The Nelson Rocks Preserve, located near Circleville, West Virginia, is a privately owned and operated nature preserve dedicated to preserving Nelson Rocks and the surrounding environment as a cultural, educational, and recreational resource. The preserve offers a via ferrata climbing trail, one of six in the United States.
- Faill, R.T., Glover, A.D., and Way, J.H., 1989, Geology and mineral resources of the Blandburg, Tipton, Altoona, and Bellwood quadrangles, Blair, Cambria, Clearfield and Centre Counties, Pennsylvania: Pennsylvania Geological Survey Topographic and Geologic Atlas, 4th series, 86, 209 p., scale 1:24,000 and 1:48,000
- Darton, N.H., and Taff, J.A., 1896, Description of the Piedmont sheet (West Virginia-Maryland): U.S. Geological Survey Geologic Atlas of the United States, Piedmont folio, no. 28, 6 p.
- Berg, T.M., Edmunds, W.E., Geyer, A.R. and others, compilers, (1980). Geologic Map of Pennsylvania: Pennsylvania Geologic Survey, Map 1, scale 1:250,000.
- Jackson, Margaret S.; Hanley, Peter M.; and Sak, Peter B. (2007). "Preliminary Bedrock Geologic Map of the Middle Portion of the Susquehanna River Valley, Cumberland, Dauphin, And Perry Counties, Pennsylvania" (pdf). Open File Report OFBM-07-05.0. Pennsylvania Geological Survey. Retrieved 2008-01-26.
- "Geologic Maps of Maryland:". Retrieved 2008-01-26.
- Doden, Arnold G. and Gold, David P. (2008). Bedrock Geologic Map of The Mc Alevys Fort Quadrangle, Huntingdon, Centre, and Mifflin Counties, Pennsylvania (pdf). Pennsylvania Geological Survey.
- Kempler, Steve (2007-01-19). "Geomorphology : Chapter 2 Plate T-12 : Folded Appalachians". NASA, Goddard Earth Sciences (GES), Data and Information Services Center (DISC). Retrieved 2008-03-16. "The major ridge makers are the Tuscarora (T), Pocono (Po), and Pottsville (Pt) Formations."
- Berg, T.M., et al., (1983). Stratagraphic Correlation Chart of Pennsylvania: G75, Pennsylvania Geologic Survey, Harrisburg, Pennsylvania.
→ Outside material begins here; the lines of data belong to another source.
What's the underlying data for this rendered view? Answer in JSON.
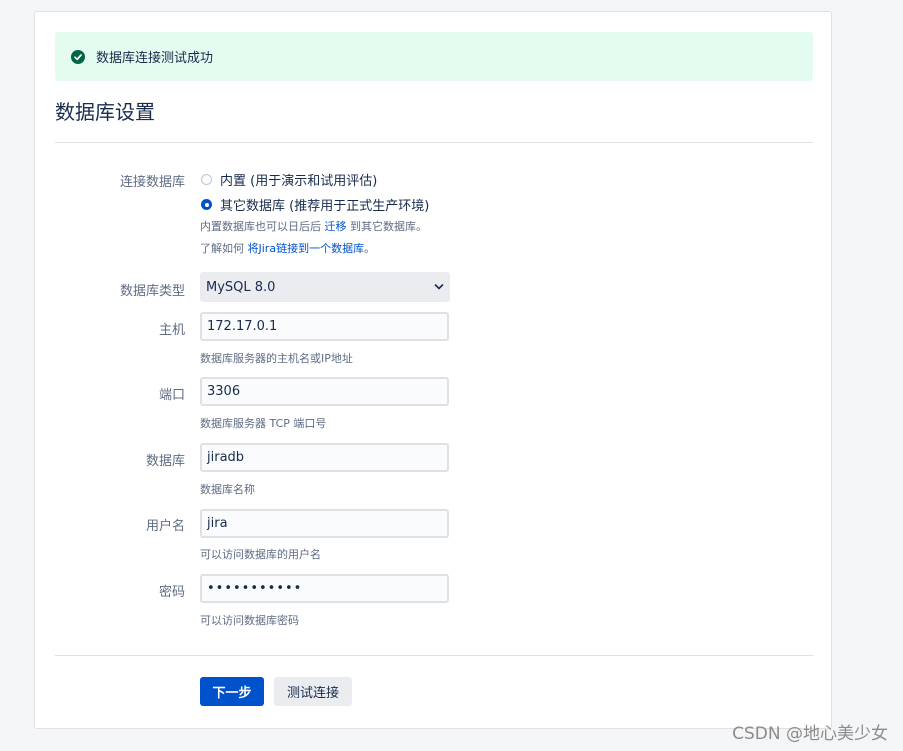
{
  "alert": {
    "message": "数据库连接测试成功",
    "icon": "check-circle-icon",
    "background": "#e3fcef",
    "icon_color": "#006644"
  },
  "page": {
    "title": "数据库设置"
  },
  "connection": {
    "label": "连接数据库",
    "options": [
      {
        "label": "内置 (用于演示和试用评估)",
        "checked": false
      },
      {
        "label": "其它数据库 (推荐用于正式生产环境)",
        "checked": true
      }
    ],
    "help1_prefix": "内置数据库也可以日后后 ",
    "help1_link": "迁移",
    "help1_suffix": " 到其它数据库。",
    "help2_prefix": "了解如何 ",
    "help2_link": "将Jira链接到一个数据库",
    "help2_suffix": "。"
  },
  "db_type": {
    "label": "数据库类型",
    "value": "MySQL 8.0"
  },
  "host": {
    "label": "主机",
    "value": "172.17.0.1",
    "help": "数据库服务器的主机名或IP地址"
  },
  "port": {
    "label": "端口",
    "value": "3306",
    "help": "数据库服务器 TCP 端口号"
  },
  "database": {
    "label": "数据库",
    "value": "jiradb",
    "help": "数据库名称"
  },
  "username": {
    "label": "用户名",
    "value": "jira",
    "help": "可以访问数据库的用户名"
  },
  "password": {
    "label": "密码",
    "value": "•••••••••••",
    "help": "可以访问数据库密码"
  },
  "buttons": {
    "next": "下一步",
    "test": "测试连接"
  },
  "colors": {
    "primary": "#0052cc",
    "border": "#dfe1e6"
  },
  "watermark": "CSDN @地心美少女"
}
- Boucot, A.J., Gray, Jane, and Hoskins, D.M., 1994, New hughmilleriid (Eurypterida) occurrence from the Tuscarora Formation, central Pennsylvania, and its environmental interpretation, IN Landing, Ed, ed., Studies in stratigraphy and paleontology in honor of Donald W. Fisher: New York State Museum Bulletin, no. 481, p. 21-23.